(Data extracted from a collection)
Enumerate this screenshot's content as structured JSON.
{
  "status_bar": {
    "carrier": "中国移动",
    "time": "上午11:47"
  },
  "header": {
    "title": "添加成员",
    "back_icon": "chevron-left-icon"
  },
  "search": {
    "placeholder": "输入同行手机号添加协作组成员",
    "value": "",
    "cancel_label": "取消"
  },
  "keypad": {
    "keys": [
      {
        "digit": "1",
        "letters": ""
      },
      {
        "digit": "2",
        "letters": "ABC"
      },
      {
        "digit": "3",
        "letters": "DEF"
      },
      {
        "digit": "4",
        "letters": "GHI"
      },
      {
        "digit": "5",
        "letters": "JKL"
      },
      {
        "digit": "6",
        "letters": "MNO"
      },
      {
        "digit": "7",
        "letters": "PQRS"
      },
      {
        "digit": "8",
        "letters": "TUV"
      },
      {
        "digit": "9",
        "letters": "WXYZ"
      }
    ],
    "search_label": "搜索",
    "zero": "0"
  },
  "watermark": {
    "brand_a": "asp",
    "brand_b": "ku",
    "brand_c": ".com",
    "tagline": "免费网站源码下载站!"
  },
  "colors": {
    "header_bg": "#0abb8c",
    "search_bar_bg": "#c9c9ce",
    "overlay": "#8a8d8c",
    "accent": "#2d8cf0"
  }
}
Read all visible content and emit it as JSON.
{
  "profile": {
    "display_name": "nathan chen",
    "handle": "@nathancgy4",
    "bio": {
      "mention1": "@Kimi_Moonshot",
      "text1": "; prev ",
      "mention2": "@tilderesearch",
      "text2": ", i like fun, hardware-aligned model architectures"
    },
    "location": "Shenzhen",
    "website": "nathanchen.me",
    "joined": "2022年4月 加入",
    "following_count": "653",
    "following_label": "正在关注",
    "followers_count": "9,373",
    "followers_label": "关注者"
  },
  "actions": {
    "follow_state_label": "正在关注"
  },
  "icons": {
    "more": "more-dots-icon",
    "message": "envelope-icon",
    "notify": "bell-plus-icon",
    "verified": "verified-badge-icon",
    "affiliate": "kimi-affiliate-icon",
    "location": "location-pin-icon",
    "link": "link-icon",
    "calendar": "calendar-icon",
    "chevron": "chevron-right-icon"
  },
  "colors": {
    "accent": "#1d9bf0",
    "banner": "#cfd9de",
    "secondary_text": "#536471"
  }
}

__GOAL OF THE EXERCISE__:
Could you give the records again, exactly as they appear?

__EXPECTED OUTPUT__:
Enumerate this screenshot's content as structured JSON.
{
  "status_bar": {
    "carrier": "中国移动",
    "time": "上午11:47"
  },
  "header": {
    "title": "添加成员",
    "back_icon": "chevron-left-icon"
  },
  "search": {
    "placeholder": "输入同行手机号添加协作组成员",
    "value": "",
    "cancel_label": "取消"
  },
  "keypad": {
    "keys": [
      {
        "digit": "1",
        "letters": ""
      },
      {
        "digit": "2",
        "letters": "ABC"
      },
      {
        "digit": "3",
        "letters": "DEF"
      },
      {
        "digit": "4",
        "letters": "GHI"
      },
      {
        "digit": "5",
        "letters": "JKL"
      },
      {
        "digit": "6",
        "letters": "MNO"
      },
      {
        "digit": "7",
        "letters": "PQRS"
      },
      {
        "digit": "8",
        "letters": "TUV"
      },
      {
        "digit": "9",
        "letters": "WXYZ"
      }
    ],
    "search_label": "搜索",
    "zero": "0"
  },
  "watermark": {
    "brand_a": "asp",
    "brand_b": "ku",
    "brand_c": ".com",
    "tagline": "免费网站源码下载站!"
  },
  "colors": {
    "header_bg": "#0abb8c",
    "search_bar_bg": "#c9c9ce",
    "overlay": "#8a8d8c",
    "accent": "#2d8cf0"
  }
}
Read all visible content and emit it as JSON.
{
  "profile": {
    "display_name": "nathan chen",
    "handle": "@nathancgy4",
    "bio": {
      "mention1": "@Kimi_Moonshot",
      "text1": "; prev ",
      "mention2": "@tilderesearch",
      "text2": ", i like fun, hardware-aligned model architectures"
    },
    "location": "Shenzhen",
    "website": "nathanchen.me",
    "joined": "2022年4月 加入",
    "following_count": "653",
    "following_label": "正在关注",
    "followers_count": "9,373",
    "followers_label": "关注者"
  },
  "actions": {
    "follow_state_label": "正在关注"
  },
  "icons": {
    "more": "more-dots-icon",
    "message": "envelope-icon",
    "notify": "bell-plus-icon",
    "verified": "verified-badge-icon",
    "affiliate": "kimi-affiliate-icon",
    "location": "location-pin-icon",
    "link": "link-icon",
    "calendar": "calendar-icon",
    "chevron": "chevron-right-icon"
  },
  "colors": {
    "accent": "#1d9bf0",
    "banner": "#cfd9de",
    "secondary_text": "#536471"
  }
}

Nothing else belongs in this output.